/---

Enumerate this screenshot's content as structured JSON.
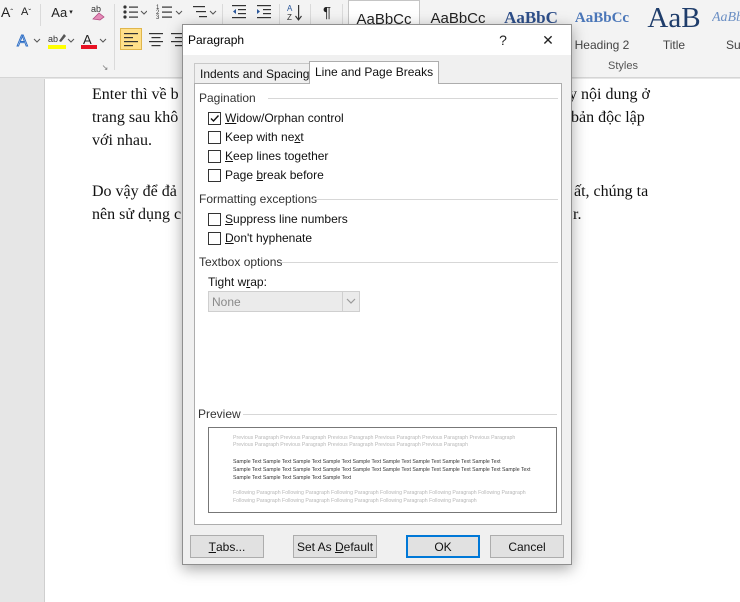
{
  "ribbon": {
    "font_row": [
      "A",
      "A",
      "Aa",
      "ab"
    ],
    "styles": [
      {
        "sample": "AaBbCc",
        "name": ""
      },
      {
        "sample": "AaBbCc",
        "name": ""
      },
      {
        "sample": "AaBbC",
        "name": ""
      },
      {
        "sample": "AaBbCc",
        "name": "Heading 2"
      },
      {
        "sample": "AaB",
        "name": "Title"
      },
      {
        "sample": "AaBbC",
        "name": "Su"
      }
    ],
    "styles_group_label": "Styles",
    "text_color_hex": "#e81123",
    "highlight_color_hex": "#ffff00"
  },
  "document": {
    "para1": [
      "Enter thì về b",
      "trang sau khô",
      "với nhau."
    ],
    "para1_right": [
      "y nội dung ở",
      "bản độc lập"
    ],
    "para2": [
      "Do vậy để đả",
      "nên sử dụng c"
    ],
    "para2_right": [
      "ất, chúng ta",
      "r."
    ]
  },
  "dialog": {
    "title": "Paragraph",
    "help_glyph": "?",
    "close_glyph": "✕",
    "tabs": [
      "Indents and Spacing",
      "Line and Page Breaks"
    ],
    "active_tab": 1,
    "pagination": {
      "label": "Pagination",
      "options": [
        {
          "pre": "",
          "key": "W",
          "post": "idow/Orphan control",
          "checked": true
        },
        {
          "pre": "Keep with ne",
          "key": "x",
          "post": "t",
          "checked": false
        },
        {
          "pre": "",
          "key": "K",
          "post": "eep lines together",
          "checked": false
        },
        {
          "pre": "Page ",
          "key": "b",
          "post": "reak before",
          "checked": false
        }
      ]
    },
    "formatting": {
      "label": "Formatting exceptions",
      "options": [
        {
          "pre": "",
          "key": "S",
          "post": "uppress line numbers",
          "checked": false
        },
        {
          "pre": "",
          "key": "D",
          "post": "on't hyphenate",
          "checked": false
        }
      ]
    },
    "textbox": {
      "label": "Textbox options",
      "wrap_pre": "Tight w",
      "wrap_key": "r",
      "wrap_post": "ap:",
      "wrap_value": "None"
    },
    "preview": {
      "label": "Preview",
      "previous_lines": [
        "Previous Paragraph Previous Paragraph Previous Paragraph Previous Paragraph Previous Paragraph Previous Paragraph",
        "Previous Paragraph Previous Paragraph Previous Paragraph Previous Paragraph Previous Paragraph"
      ],
      "sample_lines": [
        "Sample Text Sample Text Sample Text Sample Text Sample Text Sample Text Sample Text Sample Text Sample Text",
        "Sample Text Sample Text Sample Text Sample Text Sample Text Sample Text Sample Text Sample Text Sample Text Sample Text",
        "Sample Text Sample Text Sample Text Sample Text"
      ],
      "following_lines": [
        "Following Paragraph Following Paragraph Following Paragraph Following Paragraph Following Paragraph Following Paragraph",
        "Following Paragraph Following Paragraph Following Paragraph Following Paragraph Following Paragraph"
      ]
    },
    "buttons": {
      "tabs_key": "T",
      "tabs_post": "abs...",
      "set_default_pre": "Set As ",
      "set_default_key": "D",
      "set_default_post": "efault",
      "ok": "OK",
      "cancel": "Cancel"
    }
  }
}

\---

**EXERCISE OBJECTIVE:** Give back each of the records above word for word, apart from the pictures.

**EXPECTED OUTPUT:**
Enumerate this screenshot's content as structured JSON.
{
  "ribbon": {
    "font_row": [
      "A",
      "A",
      "Aa",
      "ab"
    ],
    "styles": [
      {
        "sample": "AaBbCc",
        "name": ""
      },
      {
        "sample": "AaBbCc",
        "name": ""
      },
      {
        "sample": "AaBbC",
        "name": ""
      },
      {
        "sample": "AaBbCc",
        "name": "Heading 2"
      },
      {
        "sample": "AaB",
        "name": "Title"
      },
      {
        "sample": "AaBbC",
        "name": "Su"
      }
    ],
    "styles_group_label": "Styles",
    "text_color_hex": "#e81123",
    "highlight_color_hex": "#ffff00"
  },
  "document": {
    "para1": [
      "Enter thì về b",
      "trang sau khô",
      "với nhau."
    ],
    "para1_right": [
      "y nội dung ở",
      "bản độc lập"
    ],
    "para2": [
      "Do vậy để đả",
      "nên sử dụng c"
    ],
    "para2_right": [
      "ất, chúng ta",
      "r."
    ]
  },
  "dialog": {
    "title": "Paragraph",
    "help_glyph": "?",
    "close_glyph": "✕",
    "tabs": [
      "Indents and Spacing",
      "Line and Page Breaks"
    ],
    "active_tab": 1,
    "pagination": {
      "label": "Pagination",
      "options": [
        {
          "pre": "",
          "key": "W",
          "post": "idow/Orphan control",
          "checked": true
        },
        {
          "pre": "Keep with ne",
          "key": "x",
          "post": "t",
          "checked": false
        },
        {
          "pre": "",
          "key": "K",
          "post": "eep lines together",
          "checked": false
        },
        {
          "pre": "Page ",
          "key": "b",
          "post": "reak before",
          "checked": false
        }
      ]
    },
    "formatting": {
      "label": "Formatting exceptions",
      "options": [
        {
          "pre": "",
          "key": "S",
          "post": "uppress line numbers",
          "checked": false
        },
        {
          "pre": "",
          "key": "D",
          "post": "on't hyphenate",
          "checked": false
        }
      ]
    },
    "textbox": {
      "label": "Textbox options",
      "wrap_pre": "Tight w",
      "wrap_key": "r",
      "wrap_post": "ap:",
      "wrap_value": "None"
    },
    "preview": {
      "label": "Preview",
      "previous_lines": [
        "Previous Paragraph Previous Paragraph Previous Paragraph Previous Paragraph Previous Paragraph Previous Paragraph",
        "Previous Paragraph Previous Paragraph Previous Paragraph Previous Paragraph Previous Paragraph"
      ],
      "sample_lines": [
        "Sample Text Sample Text Sample Text Sample Text Sample Text Sample Text Sample Text Sample Text Sample Text",
        "Sample Text Sample Text Sample Text Sample Text Sample Text Sample Text Sample Text Sample Text Sample Text Sample Text",
        "Sample Text Sample Text Sample Text Sample Text"
      ],
      "following_lines": [
        "Following Paragraph Following Paragraph Following Paragraph Following Paragraph Following Paragraph Following Paragraph",
        "Following Paragraph Following Paragraph Following Paragraph Following Paragraph Following Paragraph"
      ]
    },
    "buttons": {
      "tabs_key": "T",
      "tabs_post": "abs...",
      "set_default_pre": "Set As ",
      "set_default_key": "D",
      "set_default_post": "efault",
      "ok": "OK",
      "cancel": "Cancel"
    }
  }
}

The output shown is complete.